[Opening EXERCISE MATERIALS section]
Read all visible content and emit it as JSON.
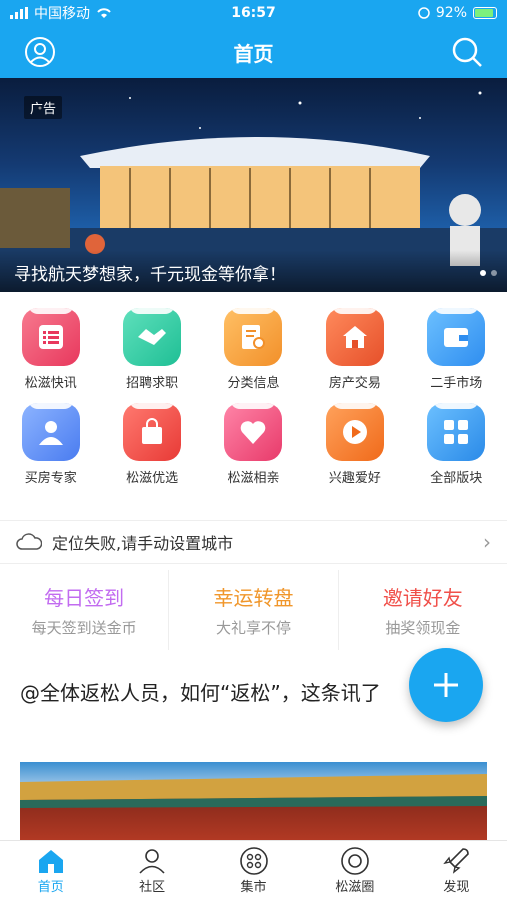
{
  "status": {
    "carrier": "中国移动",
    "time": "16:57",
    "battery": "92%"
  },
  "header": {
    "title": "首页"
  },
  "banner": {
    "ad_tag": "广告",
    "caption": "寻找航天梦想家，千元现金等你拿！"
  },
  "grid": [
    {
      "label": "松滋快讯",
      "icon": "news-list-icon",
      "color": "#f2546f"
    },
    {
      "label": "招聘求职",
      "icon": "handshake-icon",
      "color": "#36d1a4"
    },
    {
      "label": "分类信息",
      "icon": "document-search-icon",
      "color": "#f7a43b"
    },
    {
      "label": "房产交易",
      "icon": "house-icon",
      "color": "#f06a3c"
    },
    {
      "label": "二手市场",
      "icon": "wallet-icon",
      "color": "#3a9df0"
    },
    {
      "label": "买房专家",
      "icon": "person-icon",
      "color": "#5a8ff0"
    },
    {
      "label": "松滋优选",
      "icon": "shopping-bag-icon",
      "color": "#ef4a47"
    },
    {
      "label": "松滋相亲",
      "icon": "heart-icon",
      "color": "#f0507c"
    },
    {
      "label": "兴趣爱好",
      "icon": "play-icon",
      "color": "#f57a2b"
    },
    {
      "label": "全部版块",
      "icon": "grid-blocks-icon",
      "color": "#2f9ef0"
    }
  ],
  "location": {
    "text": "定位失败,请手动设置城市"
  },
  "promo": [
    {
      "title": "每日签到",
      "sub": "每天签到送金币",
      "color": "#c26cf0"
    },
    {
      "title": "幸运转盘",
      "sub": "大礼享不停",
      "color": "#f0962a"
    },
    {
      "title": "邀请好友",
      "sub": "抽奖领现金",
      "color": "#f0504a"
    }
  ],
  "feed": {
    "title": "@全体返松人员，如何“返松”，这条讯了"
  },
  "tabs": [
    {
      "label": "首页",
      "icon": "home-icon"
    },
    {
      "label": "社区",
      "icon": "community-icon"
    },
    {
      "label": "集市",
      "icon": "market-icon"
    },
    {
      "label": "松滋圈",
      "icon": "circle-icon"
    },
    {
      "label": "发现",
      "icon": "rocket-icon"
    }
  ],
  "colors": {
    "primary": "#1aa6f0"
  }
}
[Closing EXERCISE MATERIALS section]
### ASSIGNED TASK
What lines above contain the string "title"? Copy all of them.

### RESPONSE AREA
    "title": "首页"
      "title": "每日签到",
      "title": "幸运转盘",
      "title": "邀请好友",
    "title": "@全体返松人员，如何“返松”，这条讯了"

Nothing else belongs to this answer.